In this third of five articles we prove that whatever whole number we start with for the Happy Number sequence we will always end up with some set of numbers being repeated over and over again.
The first of five articles concentrating on whole number dynamics, ideas of general dynamical systems are introduced and seen in concrete cases.
When if ever do you get the right answer if you add two fractions by adding the numerators and adding the denominators?
Prove that you cannot form a Magic W with a total of 12 or less or with a with a total of 18 or more.
Find all positive integers a and b for which the two equations: x^2-ax+b = 0 and x^2-bx+a = 0 both have positive integer solutions.
Start with any whole number N, write N as a multiple of 10 plus a remainder R and produce a new whole number N'. Repeat. What happens?
The final of five articles which containe the proof of why the sequence introduced in article IV either reaches the fixed point 0 or the sequence enters a repeating cycle of four values.
Take a number, add its digits then multiply the digits together, then multiply these two results. If you get the same number it is an SP number.
We continue the discussion given in Euclid's Algorithm I, and here we shall discover when an equation of the form ax+by=c has no solutions, and when it has infinitely many solutions.
What can you say about the lengths of the sides of a quadrilateral whose vertices are on a unit circle?
An article which gives an account of some properties of magic squares.
Professor Korner has generously supported school mathematics for more than 30 years and has been a good friend to NRICH since it started.
Can you rearrange the cards to make a series of correct mathematical statements?
How many tours visit each vertex of a cube once and only once? How many return to the starting point?
Try to solve this very difficult problem and then study our two suggested solutions. How would you use your knowledge to try to solve variants on the original problem?
The knight's move on a chess board is 2 steps in one direction and one step in the other direction. Prove that a knight cannot visit every square on the board once and only (a tour) on a 2 by n board. . . .
Advent Calendar 2011 - a mathematical activity for each day during the run-up to Christmas.
These proofs are wrong. Can you see why?
A connected graph is a graph in which we can get from any vertex to any other by travelling along the edges. A tree is a connected graph with no closed circuits (or loops. Prove that every tree has. . . .
Which of these roads will satisfy a Munchkin builder?
Clearly if a, b and c are the lengths of the sides of an equilateral triangle then a^2 + b^2 + c^2 = ab + bc + ca. Is the converse true?
Explore a number pattern which has the same symmetries in different bases.
Sort these mathematical propositions into a series of 8 correct statements.
This problem is a sequence of linked mini-challenges leading up to the proof of a difficult final challenge, encouraging you to think mathematically. Starting with one of the mini-challenges, how. . . .
There are 12 identical looking coins, one of which is a fake. The counterfeit coin is of a different weight to the rest. What is the minimum number of weighings needed to locate the fake coin?
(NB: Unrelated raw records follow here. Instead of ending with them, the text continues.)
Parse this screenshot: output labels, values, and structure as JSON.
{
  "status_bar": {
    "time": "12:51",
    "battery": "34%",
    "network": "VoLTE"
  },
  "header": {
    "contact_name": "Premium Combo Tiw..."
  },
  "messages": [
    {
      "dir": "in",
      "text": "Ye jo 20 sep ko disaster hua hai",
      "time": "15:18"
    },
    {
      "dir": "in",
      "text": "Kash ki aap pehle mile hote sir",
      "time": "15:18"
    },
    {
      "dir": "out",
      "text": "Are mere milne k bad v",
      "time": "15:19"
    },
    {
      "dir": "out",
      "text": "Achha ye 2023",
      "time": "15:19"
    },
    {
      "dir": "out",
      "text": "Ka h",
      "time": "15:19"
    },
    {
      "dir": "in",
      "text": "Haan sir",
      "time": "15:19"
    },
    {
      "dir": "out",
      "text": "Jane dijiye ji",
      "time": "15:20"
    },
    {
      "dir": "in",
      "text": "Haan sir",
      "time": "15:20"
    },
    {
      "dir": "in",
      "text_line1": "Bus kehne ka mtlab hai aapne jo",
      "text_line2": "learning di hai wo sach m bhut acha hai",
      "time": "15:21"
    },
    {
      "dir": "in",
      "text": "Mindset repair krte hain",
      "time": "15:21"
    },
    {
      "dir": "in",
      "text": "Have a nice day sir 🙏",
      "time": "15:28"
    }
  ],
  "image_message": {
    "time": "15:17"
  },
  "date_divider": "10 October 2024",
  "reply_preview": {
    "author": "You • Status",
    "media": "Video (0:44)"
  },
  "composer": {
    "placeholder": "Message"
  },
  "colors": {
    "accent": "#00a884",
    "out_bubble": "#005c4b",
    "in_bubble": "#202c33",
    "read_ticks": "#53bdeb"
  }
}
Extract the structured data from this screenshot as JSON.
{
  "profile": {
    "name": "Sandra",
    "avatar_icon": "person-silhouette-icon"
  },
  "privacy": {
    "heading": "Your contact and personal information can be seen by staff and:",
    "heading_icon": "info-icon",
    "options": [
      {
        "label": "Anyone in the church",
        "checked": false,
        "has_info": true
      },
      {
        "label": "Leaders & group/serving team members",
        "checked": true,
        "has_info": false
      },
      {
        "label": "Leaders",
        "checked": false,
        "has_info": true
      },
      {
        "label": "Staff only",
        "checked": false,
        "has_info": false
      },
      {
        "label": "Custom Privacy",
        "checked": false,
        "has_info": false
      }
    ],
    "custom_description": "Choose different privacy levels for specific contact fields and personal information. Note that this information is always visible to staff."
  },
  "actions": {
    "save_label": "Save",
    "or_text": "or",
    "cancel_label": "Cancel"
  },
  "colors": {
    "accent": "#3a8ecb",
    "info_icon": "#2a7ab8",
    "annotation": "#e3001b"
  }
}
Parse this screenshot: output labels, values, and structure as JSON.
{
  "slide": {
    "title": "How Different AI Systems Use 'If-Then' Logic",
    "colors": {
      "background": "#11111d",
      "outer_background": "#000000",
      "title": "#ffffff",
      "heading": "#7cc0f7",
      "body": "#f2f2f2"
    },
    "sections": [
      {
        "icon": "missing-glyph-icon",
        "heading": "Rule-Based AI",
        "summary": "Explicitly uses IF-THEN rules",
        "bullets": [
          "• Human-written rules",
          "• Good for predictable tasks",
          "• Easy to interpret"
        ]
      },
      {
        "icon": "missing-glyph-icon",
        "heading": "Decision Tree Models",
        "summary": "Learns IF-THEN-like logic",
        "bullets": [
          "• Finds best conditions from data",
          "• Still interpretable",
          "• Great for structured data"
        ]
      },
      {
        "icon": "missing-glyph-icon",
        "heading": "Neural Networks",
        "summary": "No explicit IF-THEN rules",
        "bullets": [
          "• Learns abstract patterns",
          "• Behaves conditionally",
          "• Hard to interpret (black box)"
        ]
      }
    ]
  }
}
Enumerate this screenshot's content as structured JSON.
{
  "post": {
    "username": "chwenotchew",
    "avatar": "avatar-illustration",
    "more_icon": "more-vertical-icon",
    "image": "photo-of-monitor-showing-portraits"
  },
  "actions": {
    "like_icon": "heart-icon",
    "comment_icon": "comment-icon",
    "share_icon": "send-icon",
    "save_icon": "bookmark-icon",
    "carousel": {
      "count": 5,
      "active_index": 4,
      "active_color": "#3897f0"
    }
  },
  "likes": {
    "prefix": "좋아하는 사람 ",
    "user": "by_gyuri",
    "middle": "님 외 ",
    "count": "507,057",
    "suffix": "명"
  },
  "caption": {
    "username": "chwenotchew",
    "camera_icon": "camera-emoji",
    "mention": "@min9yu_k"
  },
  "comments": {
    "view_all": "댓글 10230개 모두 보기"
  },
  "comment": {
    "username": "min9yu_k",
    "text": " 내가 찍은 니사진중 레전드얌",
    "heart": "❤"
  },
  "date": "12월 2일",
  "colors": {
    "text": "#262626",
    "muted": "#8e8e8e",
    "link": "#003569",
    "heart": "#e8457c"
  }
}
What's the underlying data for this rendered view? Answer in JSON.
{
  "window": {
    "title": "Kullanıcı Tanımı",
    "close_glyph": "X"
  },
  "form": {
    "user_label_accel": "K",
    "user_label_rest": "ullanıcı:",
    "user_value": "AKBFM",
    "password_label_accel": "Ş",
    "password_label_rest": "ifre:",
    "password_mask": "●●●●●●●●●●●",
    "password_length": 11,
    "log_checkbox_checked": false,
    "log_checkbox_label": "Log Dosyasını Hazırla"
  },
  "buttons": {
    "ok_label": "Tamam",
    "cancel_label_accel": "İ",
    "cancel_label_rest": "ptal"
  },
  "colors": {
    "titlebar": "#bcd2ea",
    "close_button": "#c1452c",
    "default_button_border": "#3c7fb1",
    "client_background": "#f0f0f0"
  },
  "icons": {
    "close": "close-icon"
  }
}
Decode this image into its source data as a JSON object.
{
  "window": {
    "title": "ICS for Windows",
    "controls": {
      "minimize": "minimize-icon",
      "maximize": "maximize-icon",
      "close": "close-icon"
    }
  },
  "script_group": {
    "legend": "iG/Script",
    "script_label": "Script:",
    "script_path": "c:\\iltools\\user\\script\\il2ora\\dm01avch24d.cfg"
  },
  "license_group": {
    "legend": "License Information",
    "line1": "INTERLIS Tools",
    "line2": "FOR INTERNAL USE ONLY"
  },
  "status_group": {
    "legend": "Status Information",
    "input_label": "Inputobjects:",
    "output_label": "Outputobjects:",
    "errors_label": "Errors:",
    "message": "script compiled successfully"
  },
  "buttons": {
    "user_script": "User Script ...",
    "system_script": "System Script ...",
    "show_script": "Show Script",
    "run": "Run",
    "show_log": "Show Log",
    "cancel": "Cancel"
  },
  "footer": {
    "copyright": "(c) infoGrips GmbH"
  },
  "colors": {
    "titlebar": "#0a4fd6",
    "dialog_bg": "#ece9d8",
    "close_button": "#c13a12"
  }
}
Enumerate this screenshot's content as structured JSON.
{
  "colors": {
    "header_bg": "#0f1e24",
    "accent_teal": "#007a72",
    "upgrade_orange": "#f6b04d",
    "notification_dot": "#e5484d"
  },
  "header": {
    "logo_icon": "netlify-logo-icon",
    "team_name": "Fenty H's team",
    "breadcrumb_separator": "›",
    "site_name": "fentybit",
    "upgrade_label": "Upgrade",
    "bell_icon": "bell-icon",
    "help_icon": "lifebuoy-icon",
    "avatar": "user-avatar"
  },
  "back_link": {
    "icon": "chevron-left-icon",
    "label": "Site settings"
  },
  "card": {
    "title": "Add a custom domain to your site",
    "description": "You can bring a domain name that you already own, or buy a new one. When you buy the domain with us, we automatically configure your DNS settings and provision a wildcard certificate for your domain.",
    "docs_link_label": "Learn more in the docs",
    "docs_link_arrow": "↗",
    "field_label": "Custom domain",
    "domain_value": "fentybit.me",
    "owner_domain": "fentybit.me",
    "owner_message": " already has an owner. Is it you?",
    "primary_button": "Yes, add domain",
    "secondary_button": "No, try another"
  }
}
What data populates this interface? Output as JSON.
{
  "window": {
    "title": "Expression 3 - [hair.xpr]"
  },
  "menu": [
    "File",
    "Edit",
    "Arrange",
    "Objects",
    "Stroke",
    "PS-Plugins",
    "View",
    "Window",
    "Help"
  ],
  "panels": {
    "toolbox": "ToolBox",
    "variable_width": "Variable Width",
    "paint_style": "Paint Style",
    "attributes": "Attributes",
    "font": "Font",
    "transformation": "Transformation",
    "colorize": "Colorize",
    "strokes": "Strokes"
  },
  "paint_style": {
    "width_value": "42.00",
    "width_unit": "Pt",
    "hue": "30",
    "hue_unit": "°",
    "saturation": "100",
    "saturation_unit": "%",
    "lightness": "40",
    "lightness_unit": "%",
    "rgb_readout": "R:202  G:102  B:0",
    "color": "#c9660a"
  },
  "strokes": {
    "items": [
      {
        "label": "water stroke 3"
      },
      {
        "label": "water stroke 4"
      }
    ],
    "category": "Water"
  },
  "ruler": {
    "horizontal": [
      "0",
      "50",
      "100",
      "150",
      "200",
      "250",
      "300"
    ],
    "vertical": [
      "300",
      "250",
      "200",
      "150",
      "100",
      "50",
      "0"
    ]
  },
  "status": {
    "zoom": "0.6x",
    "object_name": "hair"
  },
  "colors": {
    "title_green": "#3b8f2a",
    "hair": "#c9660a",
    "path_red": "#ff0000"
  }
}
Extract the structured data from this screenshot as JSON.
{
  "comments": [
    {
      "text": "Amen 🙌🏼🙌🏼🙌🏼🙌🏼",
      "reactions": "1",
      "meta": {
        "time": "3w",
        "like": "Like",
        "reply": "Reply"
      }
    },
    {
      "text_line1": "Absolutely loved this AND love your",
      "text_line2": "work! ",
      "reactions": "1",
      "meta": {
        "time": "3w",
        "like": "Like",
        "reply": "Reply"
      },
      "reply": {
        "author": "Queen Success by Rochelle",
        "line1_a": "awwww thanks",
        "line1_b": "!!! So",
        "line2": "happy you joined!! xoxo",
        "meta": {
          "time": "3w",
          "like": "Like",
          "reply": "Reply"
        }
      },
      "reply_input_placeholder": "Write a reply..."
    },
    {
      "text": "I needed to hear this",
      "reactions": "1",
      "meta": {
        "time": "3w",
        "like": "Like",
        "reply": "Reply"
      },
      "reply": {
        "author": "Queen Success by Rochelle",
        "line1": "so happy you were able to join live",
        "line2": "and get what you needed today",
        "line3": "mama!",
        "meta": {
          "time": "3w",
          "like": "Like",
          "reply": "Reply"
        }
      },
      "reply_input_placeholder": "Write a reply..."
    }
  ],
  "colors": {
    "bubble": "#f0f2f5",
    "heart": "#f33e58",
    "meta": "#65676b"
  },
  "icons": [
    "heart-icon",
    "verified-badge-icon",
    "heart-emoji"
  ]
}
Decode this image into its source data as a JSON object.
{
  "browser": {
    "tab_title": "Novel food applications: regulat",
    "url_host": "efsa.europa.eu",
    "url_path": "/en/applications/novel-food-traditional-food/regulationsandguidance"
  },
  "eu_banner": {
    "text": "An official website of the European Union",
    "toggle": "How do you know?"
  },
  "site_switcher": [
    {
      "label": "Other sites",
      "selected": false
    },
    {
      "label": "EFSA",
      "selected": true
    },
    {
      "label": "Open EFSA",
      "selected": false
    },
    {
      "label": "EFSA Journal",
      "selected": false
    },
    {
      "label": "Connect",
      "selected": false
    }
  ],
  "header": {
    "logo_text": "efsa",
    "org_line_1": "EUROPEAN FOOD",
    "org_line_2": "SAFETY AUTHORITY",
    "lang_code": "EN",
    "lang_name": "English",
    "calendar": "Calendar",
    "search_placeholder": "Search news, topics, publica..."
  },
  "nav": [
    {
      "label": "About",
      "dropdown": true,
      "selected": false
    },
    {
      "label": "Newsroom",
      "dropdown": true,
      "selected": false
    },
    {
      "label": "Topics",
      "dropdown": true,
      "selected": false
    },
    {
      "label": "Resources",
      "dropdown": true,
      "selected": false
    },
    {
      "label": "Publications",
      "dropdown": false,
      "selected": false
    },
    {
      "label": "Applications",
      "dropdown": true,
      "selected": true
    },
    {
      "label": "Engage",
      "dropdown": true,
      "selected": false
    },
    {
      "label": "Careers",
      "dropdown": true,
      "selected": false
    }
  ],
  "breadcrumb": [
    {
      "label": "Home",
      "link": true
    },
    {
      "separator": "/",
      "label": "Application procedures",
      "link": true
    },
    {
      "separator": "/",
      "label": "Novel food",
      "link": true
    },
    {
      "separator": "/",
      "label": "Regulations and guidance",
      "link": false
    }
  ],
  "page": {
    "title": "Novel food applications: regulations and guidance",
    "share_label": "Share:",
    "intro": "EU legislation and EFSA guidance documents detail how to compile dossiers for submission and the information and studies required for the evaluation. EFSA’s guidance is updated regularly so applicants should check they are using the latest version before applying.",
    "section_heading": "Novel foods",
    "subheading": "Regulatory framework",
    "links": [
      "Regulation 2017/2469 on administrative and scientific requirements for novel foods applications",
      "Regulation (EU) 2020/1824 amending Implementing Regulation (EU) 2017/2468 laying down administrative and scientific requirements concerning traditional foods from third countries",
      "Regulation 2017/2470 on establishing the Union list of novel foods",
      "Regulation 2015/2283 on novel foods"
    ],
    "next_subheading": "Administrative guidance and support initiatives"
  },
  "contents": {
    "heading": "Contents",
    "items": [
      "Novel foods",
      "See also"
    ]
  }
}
Given that a, b and c are natural numbers show that if sqrt a+sqrt b is rational then it is a natural number. Extend this to 3 variables.
Can you invert the logic to prove these statements?
Can you work through these direct proofs, using our interactive proof sorters?
Four identical right angled triangles are drawn on the sides of a square. Two face out, two face in. Why do the four vertices marked with dots lie on one line?
If I tell you two sides of a right-angled triangle, you can easily work out the third. But what if the angle between the two sides is not a right angle?
An introduction to some beautiful results of Number Theory
What is the area of the quadrilateral APOQ? Working on the building blocks will give you some insights that may help you to work it out.
Explore what happens when you draw graphs of quadratic equations with coefficients based on a geometric sequence.
L triominoes can fit together to make larger versions of themselves. Is every size possible to make in this way?